Only the lines that include "text" should be copied from the data below.

Segment Start: Records shown

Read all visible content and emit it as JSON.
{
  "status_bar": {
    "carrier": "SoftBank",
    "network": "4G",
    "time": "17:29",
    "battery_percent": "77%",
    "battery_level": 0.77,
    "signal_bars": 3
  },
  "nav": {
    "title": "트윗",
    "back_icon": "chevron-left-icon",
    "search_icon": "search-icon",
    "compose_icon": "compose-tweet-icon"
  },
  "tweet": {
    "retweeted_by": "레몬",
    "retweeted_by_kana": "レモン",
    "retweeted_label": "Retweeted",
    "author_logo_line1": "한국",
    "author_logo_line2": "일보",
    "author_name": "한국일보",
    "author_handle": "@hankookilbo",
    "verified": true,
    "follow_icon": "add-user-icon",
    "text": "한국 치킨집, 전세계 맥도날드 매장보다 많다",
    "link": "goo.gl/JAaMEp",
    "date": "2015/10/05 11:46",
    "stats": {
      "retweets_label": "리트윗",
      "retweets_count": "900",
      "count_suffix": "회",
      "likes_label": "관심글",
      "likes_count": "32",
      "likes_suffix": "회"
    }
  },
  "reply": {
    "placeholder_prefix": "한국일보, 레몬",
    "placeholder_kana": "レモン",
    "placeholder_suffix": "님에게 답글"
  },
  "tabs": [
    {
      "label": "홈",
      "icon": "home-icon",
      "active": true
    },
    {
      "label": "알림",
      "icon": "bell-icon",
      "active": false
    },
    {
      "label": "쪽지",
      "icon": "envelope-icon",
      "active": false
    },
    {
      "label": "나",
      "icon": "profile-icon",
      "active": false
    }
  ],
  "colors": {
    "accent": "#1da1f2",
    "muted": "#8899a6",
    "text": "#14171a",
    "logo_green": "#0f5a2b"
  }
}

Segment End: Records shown

**Written answer**
    "text": "한국 치킨집, 전세계 맥도날드 매장보다 많다",
    "text": "#14171a",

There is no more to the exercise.